parameters once the parameterized full-blown parasitic netlist of an RF
IC is obtained. We recently performed conjugate gradient method based
optimization of center frequency of a nano-CMOS VCO.
Novel design and optimization methodologies (not design) that can
produce PVT-tolerant RFICs in one design iteration only and with
minimal (at most two) manual layout steps to improve circuit yield (by
accounting for process variation effects right at the design stage) and
reduce chip cost.
contributions include -- Implementing the ideas, generating the
results, compiling results for publication, and making conference
Nonpolynomial Metamodeling Based Mixed-Signal Optimization using Memetic Algorithm:
Refer the following presentation for details: Mohanty_ISQED2012-Memetic_Talk.pdf
Fast mixed-signal design optimization flow that combines nonpolynomial metamodels and memetic optimization algorithm.
Feed-forward dual layer (FFDL) neural newtorks are considered for nonpolynomial metamodeling. FFDL neural-networks are created for each figure-of-merit (FoM) of the phase-locked loop (PLL) components in which non-linear hidden layer functions are considered each with varying hidden neurons of 1 to 20. Memetic algorithm is considered for optimization over the neural-network metamodels.
A 180nm phase-locked loop (PLL) is considered as a case study circuit. A total of 21 parameters for transistor sizing are considered during optimization.
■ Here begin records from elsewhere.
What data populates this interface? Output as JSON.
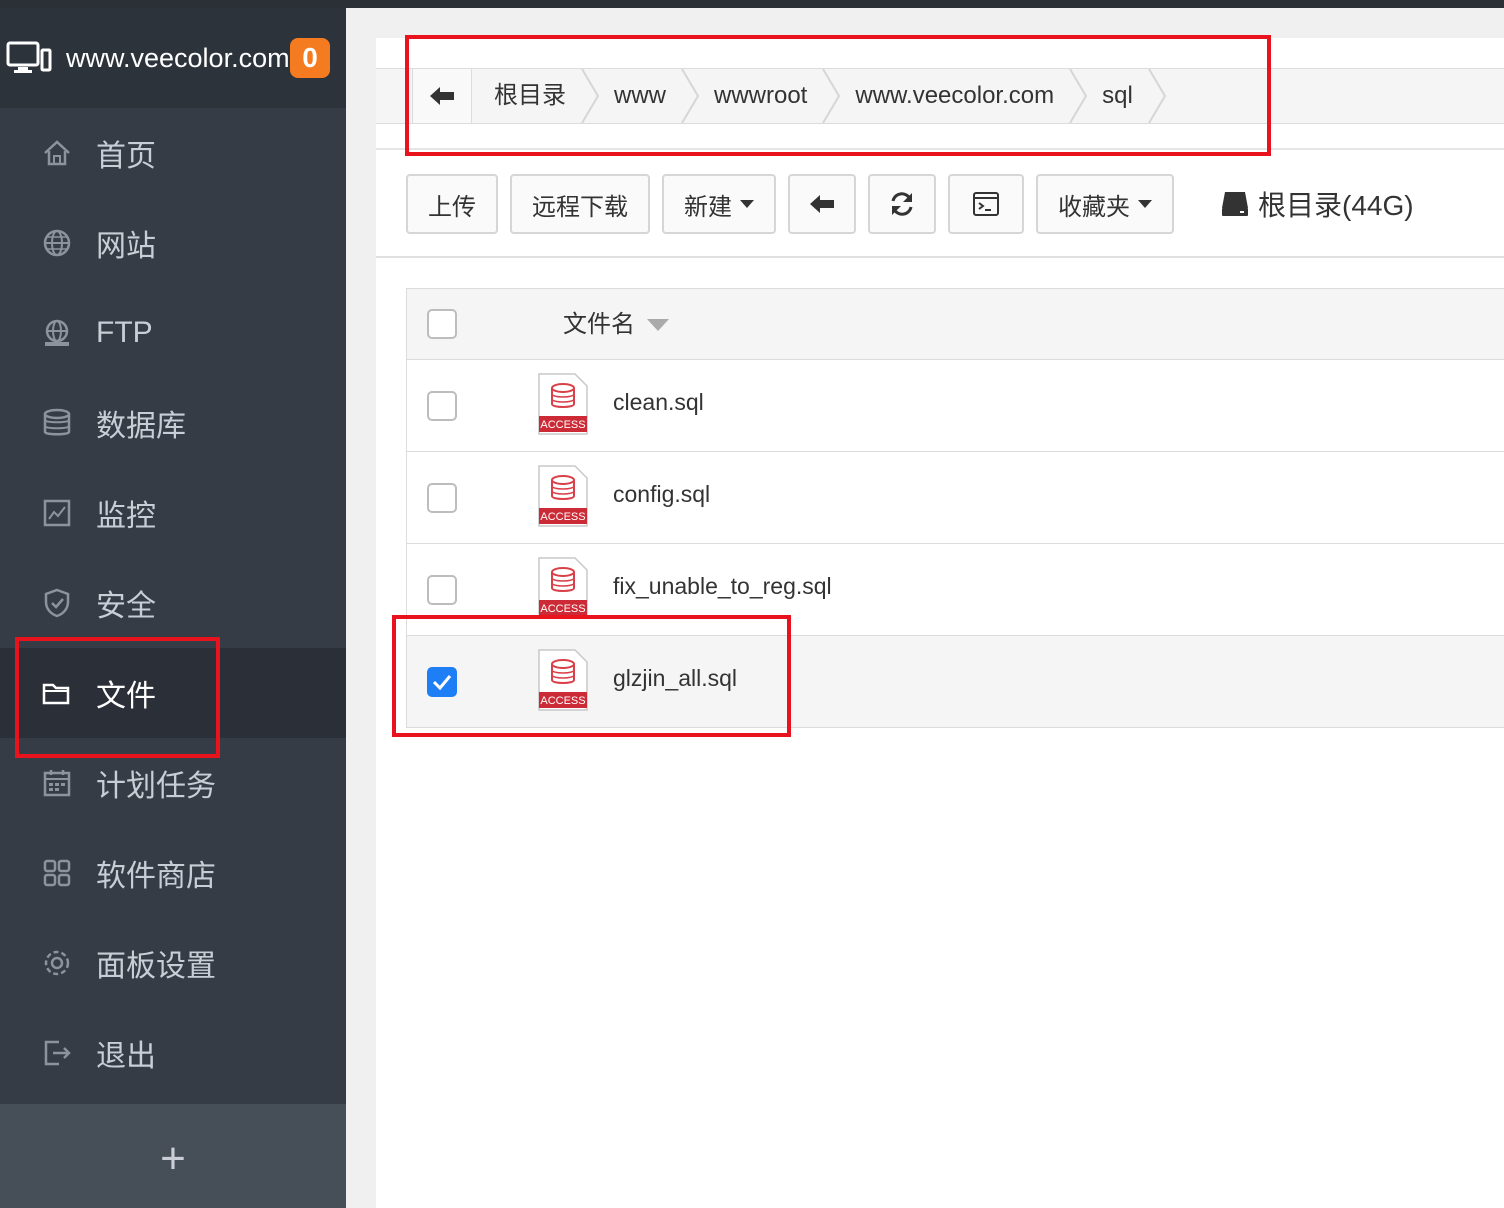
{
  "sidebar": {
    "site_name": "www.veecolor.com",
    "badge_count": "0",
    "items": [
      {
        "label": "首页",
        "icon": "home-icon"
      },
      {
        "label": "网站",
        "icon": "globe-icon"
      },
      {
        "label": "FTP",
        "icon": "ftp-icon"
      },
      {
        "label": "数据库",
        "icon": "database-icon"
      },
      {
        "label": "监控",
        "icon": "monitor-chart-icon"
      },
      {
        "label": "安全",
        "icon": "shield-icon"
      },
      {
        "label": "文件",
        "icon": "folder-icon",
        "active": true
      },
      {
        "label": "计划任务",
        "icon": "calendar-icon"
      },
      {
        "label": "软件商店",
        "icon": "apps-grid-icon"
      },
      {
        "label": "面板设置",
        "icon": "gear-icon"
      },
      {
        "label": "退出",
        "icon": "logout-icon"
      }
    ],
    "add_label": "+"
  },
  "breadcrumb": {
    "items": [
      "根目录",
      "www",
      "wwwroot",
      "www.veecolor.com",
      "sql"
    ]
  },
  "toolbar": {
    "upload": "上传",
    "remote_download": "远程下载",
    "new": "新建",
    "favorites": "收藏夹",
    "disk_label": "根目录(44G)"
  },
  "table": {
    "header_name": "文件名",
    "rows": [
      {
        "name": "clean.sql",
        "checked": false,
        "icon_text": "ACCESS"
      },
      {
        "name": "config.sql",
        "checked": false,
        "icon_text": "ACCESS"
      },
      {
        "name": "fix_unable_to_reg.sql",
        "checked": false,
        "icon_text": "ACCESS"
      },
      {
        "name": "glzjin_all.sql",
        "checked": true,
        "icon_text": "ACCESS"
      }
    ]
  },
  "colors": {
    "sidebar_bg": "#353c45",
    "sidebar_active": "#2b3038",
    "badge": "#f47b20",
    "highlight": "#e8131c",
    "checkbox_checked": "#1e7ef5"
  }
}
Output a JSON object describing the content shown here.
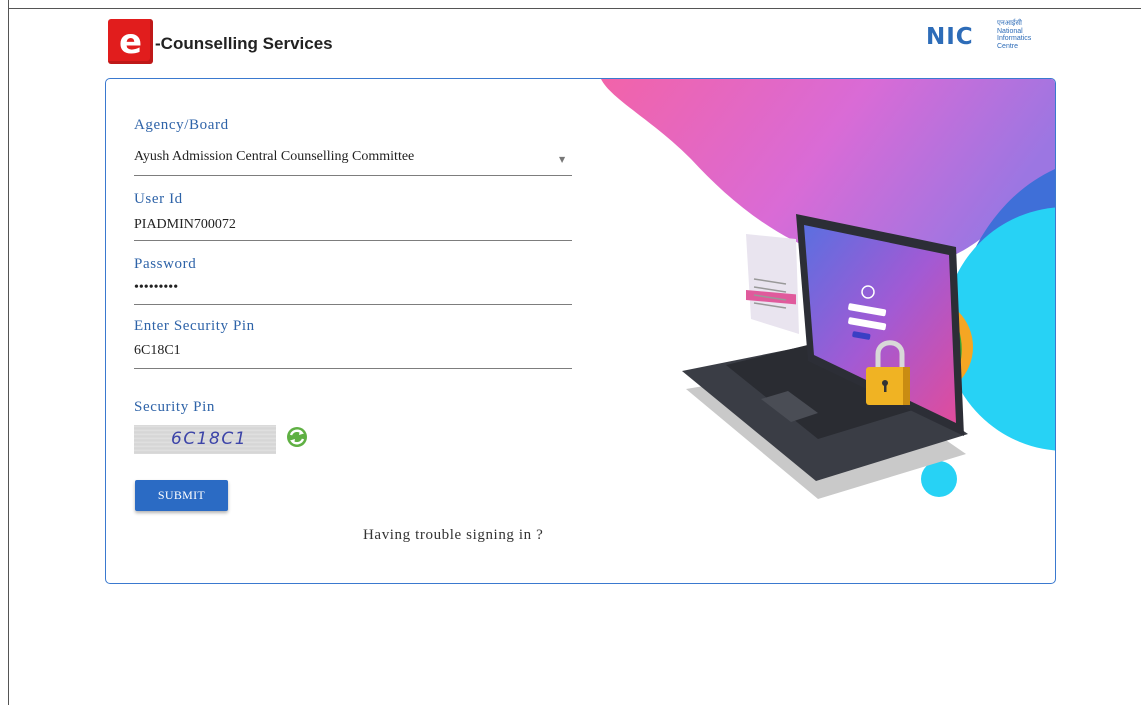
{
  "header": {
    "logo_letter": "e",
    "brand_title": "-Counselling Services",
    "nic_letters": "NIC",
    "nic_hindi": "एनआईसी",
    "nic_lines": [
      "National",
      "Informatics",
      "Centre"
    ]
  },
  "form": {
    "agency": {
      "label": "Agency/Board",
      "value": "Ayush Admission Central Counselling Committee",
      "arrow": "▼"
    },
    "user_id": {
      "label": "User Id",
      "value": "PIADMIN700072"
    },
    "password": {
      "label": "Password",
      "value": "•••••••••"
    },
    "security_pin_input": {
      "label": "Enter Security Pin",
      "value": "6C18C1"
    },
    "security_pin": {
      "label": "Security Pin",
      "captcha_text": "6C18C1"
    },
    "submit_label": "SUBMIT",
    "trouble_link": "Having trouble signing in ?"
  },
  "colors": {
    "accent": "#2b6bc4",
    "label": "#2e63a8",
    "logo_red": "#e11d1d"
  }
}
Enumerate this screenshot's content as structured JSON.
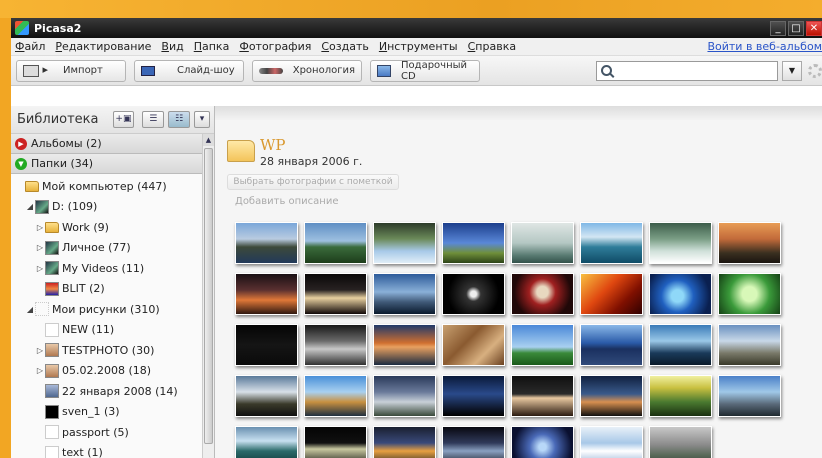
{
  "app": {
    "title": "Picasa2"
  },
  "menu": [
    "Файл",
    "Редактирование",
    "Вид",
    "Папка",
    "Фотография",
    "Создать",
    "Инструменты",
    "Справка"
  ],
  "web_link": "Войти в веб-альбом",
  "toolbar": {
    "import": "Импорт",
    "slideshow": "Слайд-шоу",
    "timeline": "Хронология",
    "gift_cd": "Подарочный CD"
  },
  "search": {
    "value": "",
    "placeholder": ""
  },
  "sidebar": {
    "title": "Библиотека",
    "albums": "Альбомы (2)",
    "folders": "Папки (34)",
    "tree": [
      {
        "label": "Мой компьютер (447)",
        "indent": 0,
        "toggle": "",
        "icon": "folder"
      },
      {
        "label": "D: (109)",
        "indent": 1,
        "toggle": "◢",
        "icon": "dark"
      },
      {
        "label": "Work (9)",
        "indent": 2,
        "toggle": "▷",
        "icon": "folder"
      },
      {
        "label": "Личное (77)",
        "indent": 2,
        "toggle": "▷",
        "icon": "dark"
      },
      {
        "label": "My Videos (11)",
        "indent": 2,
        "toggle": "▷",
        "icon": "dark"
      },
      {
        "label": "BLIT (2)",
        "indent": 2,
        "toggle": "",
        "icon": "blit"
      },
      {
        "label": "Мои рисунки (310)",
        "indent": 1,
        "toggle": "◢",
        "icon": "none"
      },
      {
        "label": "NEW (11)",
        "indent": 2,
        "toggle": "",
        "icon": "white"
      },
      {
        "label": "TESTPHOTO (30)",
        "indent": 2,
        "toggle": "▷",
        "icon": "person"
      },
      {
        "label": "05.02.2008 (18)",
        "indent": 2,
        "toggle": "▷",
        "icon": "person"
      },
      {
        "label": "22 января 2008 (14)",
        "indent": 2,
        "toggle": "",
        "icon": "photo"
      },
      {
        "label": "sven_1 (3)",
        "indent": 2,
        "toggle": "",
        "icon": "black"
      },
      {
        "label": "passport (5)",
        "indent": 2,
        "toggle": "",
        "icon": "doc"
      },
      {
        "label": "text (1)",
        "indent": 2,
        "toggle": "",
        "icon": "doc"
      }
    ]
  },
  "album": {
    "title": "WP",
    "date": "28 января 2006 г.",
    "select_btn": "Выбрать фотографии с пометкой",
    "add_description": "Добавить описание"
  },
  "thumbs": [
    "linear-gradient(#7aa7d9 0%,#b9cbe0 40%,#3d4a3a 60%,#223a5a 100%)",
    "linear-gradient(#5f8fc4 0%,#9ec0e0 45%,#3a6b3c 60%,#1d3d1a 100%)",
    "linear-gradient(#2c3b2a 0%,#6b8a5a 40%,#a7c9e8 70%,#e0eef7 100%)",
    "linear-gradient(#1c3e8c 0%,#5a88d8 50%,#6f8f3a 75%,#2d4418 100%)",
    "linear-gradient(#dfe6e4 0%,#b4c7c3 50%,#5b7d74 80%,#33514a 100%)",
    "linear-gradient(#7fb8e6 0%,#d3e6f3 35%,#2f7d9a 60%,#0f4b66 100%)",
    "linear-gradient(#3c5d4a 0%,#7b9e86 40%,#cfe0d9 70%,#ffffff 100%)",
    "linear-gradient(#e89c54 0%,#c26a3a 40%,#3a3020 75%,#1a1410 100%)",
    "linear-gradient(#1a1014 0%,#5a3030 40%,#e07838 65%,#301810 100%)",
    "linear-gradient(#0a0808 0%,#282222 40%,#e8d0a0 60%,#100808 100%)",
    "linear-gradient(#2d5b9a 0%,#8ab0d8 45%,#405a78 70%,#0a1a2d 100%)",
    "radial-gradient(circle at 50% 50%,#eee 0 8%,#333 20%,#000 70%)",
    "radial-gradient(circle at 50% 45%,#e8d8c0 0 15%,#a02020 35%,#200808 75%)",
    "linear-gradient(135deg,#f8c040 0%,#e04810 40%,#801000 70%,#300000 100%)",
    "radial-gradient(circle at 45% 55%,#8fd8f8 0 15%,#2060c0 40%,#0a2050 80%)",
    "radial-gradient(circle at 50% 50%,#d8f8b8 0 20%,#3a9a3a 55%,#154015 100%)",
    "linear-gradient(#050505 0%,#151515 50%,#0a0a0a 100%)",
    "linear-gradient(#181818 0%,#6a6a6a 40%,#c8c8c8 60%,#303030 100%)",
    "linear-gradient(#203a6a 0%,#d07030 45%,#e8a060 55%,#1a2a40 100%)",
    "linear-gradient(135deg,#c8a070 0%,#8a5a30 40%,#d8b080 70%,#6a4020 100%)",
    "linear-gradient(#4a88d8 0%,#a8d0f0 55%,#3a8a3a 70%,#1a5a1a 100%)",
    "linear-gradient(#8ab8e8 0%,#2a5aa8 45%,#1a3060 60%,#304a7a 100%)",
    "linear-gradient(#3a7ab8 0%,#9ac8e8 40%,#1a3a5a 70%,#0a1a2a 100%)",
    "linear-gradient(#6a90c0 0%,#c8d8e8 40%,#7a7a6a 70%,#3a3a2a 100%)",
    "linear-gradient(#5a7a9a 0%,#d8e0e8 40%,#3a3a2a 70%,#101010 100%)",
    "linear-gradient(#4a90d8 0%,#a8d0f0 40%,#c89040 65%,#203040 100%)",
    "linear-gradient(#2a3a5a 0%,#6a7a9a 40%,#c8d0d8 65%,#3a4a3a 100%)",
    "linear-gradient(#0a1a3a 0%,#2a4a8a 45%,#101a30 80%,#000 100%)",
    "linear-gradient(#101010 0%,#2a2a2a 45%,#e8c8a0 55%,#2a1a10 100%)",
    "linear-gradient(#102040 0%,#3a5a8a 45%,#d89050 65%,#101010 100%)",
    "linear-gradient(#f0f0a0 0%,#c8c040 30%,#4a7a30 65%,#1a3010 100%)",
    "linear-gradient(#4a80c8 0%,#a0c8e8 40%,#5a6a7a 70%,#202a30 100%)",
    "linear-gradient(#6a90b0 0%,#c8e0f0 35%,#2a6a6a 60%,#0a3030 100%)",
    "linear-gradient(#040404 0%,#101010 40%,#c8c8a0 55%,#080808 100%)",
    "linear-gradient(#1a2030 0%,#3a4a7a 40%,#e8a040 60%,#101820 100%)",
    "linear-gradient(#080810 0%,#303a5a 40%,#8aa0c0 60%,#0a0a10 100%)",
    "radial-gradient(circle at 50% 50%,#b8d8f8 0 10%,#4a6ab8 35%,#0a1030 80%)",
    "linear-gradient(#e8f0f8 0%,#a8c8e8 40%,#ffffff 60%,#88a8d0 100%)",
    "linear-gradient(#c8c8c8 0%,#8a8a8a 45%,#5a6a5a 70%,#303830 100%)"
  ]
}
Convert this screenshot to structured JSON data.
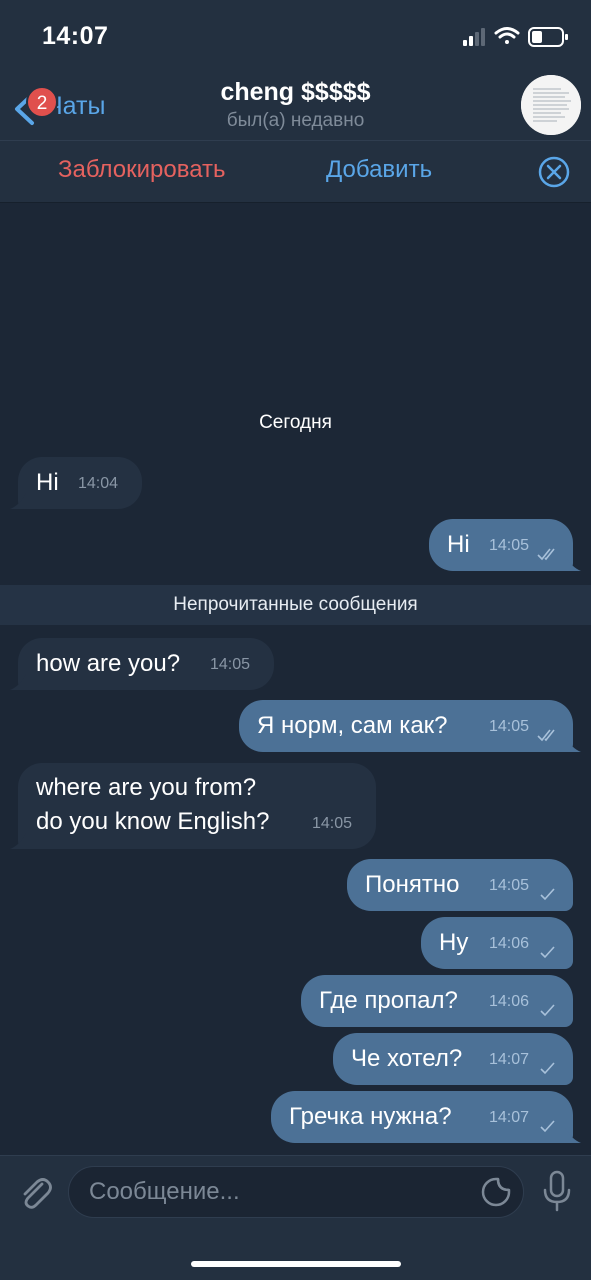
{
  "status_bar": {
    "time": "14:07"
  },
  "header": {
    "back_label": "Чаты",
    "unread_badge": "2",
    "title": "cheng $$$$$",
    "subtitle": "был(а) недавно"
  },
  "actions": {
    "block_label": "Заблокировать",
    "add_label": "Добавить"
  },
  "chat": {
    "date_separator": "Сегодня",
    "unread_separator": "Непрочитанные сообщения",
    "messages": [
      {
        "direction": "in",
        "text": "Hi",
        "time": "14:04"
      },
      {
        "direction": "out",
        "text": "Hi",
        "time": "14:05",
        "status": "read"
      },
      {
        "direction": "in",
        "text": "how are you?",
        "time": "14:05"
      },
      {
        "direction": "out",
        "text": "Я норм, сам как?",
        "time": "14:05",
        "status": "read"
      },
      {
        "direction": "in",
        "text": "where are you from?\ndo you know English?",
        "time": "14:05"
      },
      {
        "direction": "out",
        "text": "Понятно",
        "time": "14:05",
        "status": "sent"
      },
      {
        "direction": "out",
        "text": "Ну",
        "time": "14:06",
        "status": "sent"
      },
      {
        "direction": "out",
        "text": "Где пропал?",
        "time": "14:06",
        "status": "sent"
      },
      {
        "direction": "out",
        "text": "Че хотел?",
        "time": "14:07",
        "status": "sent"
      },
      {
        "direction": "out",
        "text": "Гречка нужна?",
        "time": "14:07",
        "status": "sent"
      }
    ]
  },
  "composer": {
    "placeholder": "Сообщение..."
  },
  "colors": {
    "background": "#1c2736",
    "bar": "#233040",
    "incoming_bubble": "#243142",
    "outgoing_bubble": "#4c7196",
    "accent": "#5aa6e8",
    "danger": "#e5625f"
  }
}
Two different specifications of PLL design completed using once created metamodels to demonstrate the reusability of the metamodels.
Polynomial Metamodeling Based Mixed-Signal Optimization using Bee-Colony Algorithm:
Refer the following presentation for details: MohantyISED2011Talk_PLL-BC-Optimization.pdf
Fast mixed-signal design optimization flow that combines polynomial metamodels and artificial bee colony (ABC) optimization algorithm.
A 180nm phase-locked loop (PLL) which is the heart of all synchronous circuits and systems is used as a case study circuit.
Polyonomial metamodels of the figures-of-merits (FoMs) of the PLL components are used in the design flow.
Artificial bee colony algorithm is used for the optimization over polynomial metamodels. In the algorithm, position of a food source --> a solution; Nectar amount --> Quality of a solution; Number of worker bees --> number of solutions in the population.
Polynomial Metamodeling Based Mixed-Signal Design Optimization:
The fast and yet accurate single-iteration design flow that combines polynomial metamodels and selected optimization algorithms.
Three Optimization Algorithms: Exhaustive, Tabu-Search and Simulated-Annealing invesitgated,
Sampling Techniques for Accurate Metamodeling:
Refer the following presentation for details: MohantyISED2010MetamodelingTalk.pdf
The fast and yet accurate single-iteration design flow that combined metamodels and optimization algorithms.
Design of 45nm Ring Oscillator Circuit.
The sampling techniques applied to the 45nm Ring Oscillator Circuit.
Accurate and Single Iteration Design Flow:
Refer the following presentation for details: MohantyICVD2010P4VTtalk.pdf
The accurate design flow for P4VT optimal VCO. This achieves design closure in one manual iteration involving two manual layouts only.
PVT Variation Analysis of VCO for different FoMs.
The P4VT optimal VCO Design.
updated on 01 Jan 2013 (Tuesday).
© Saraju P. Mohanty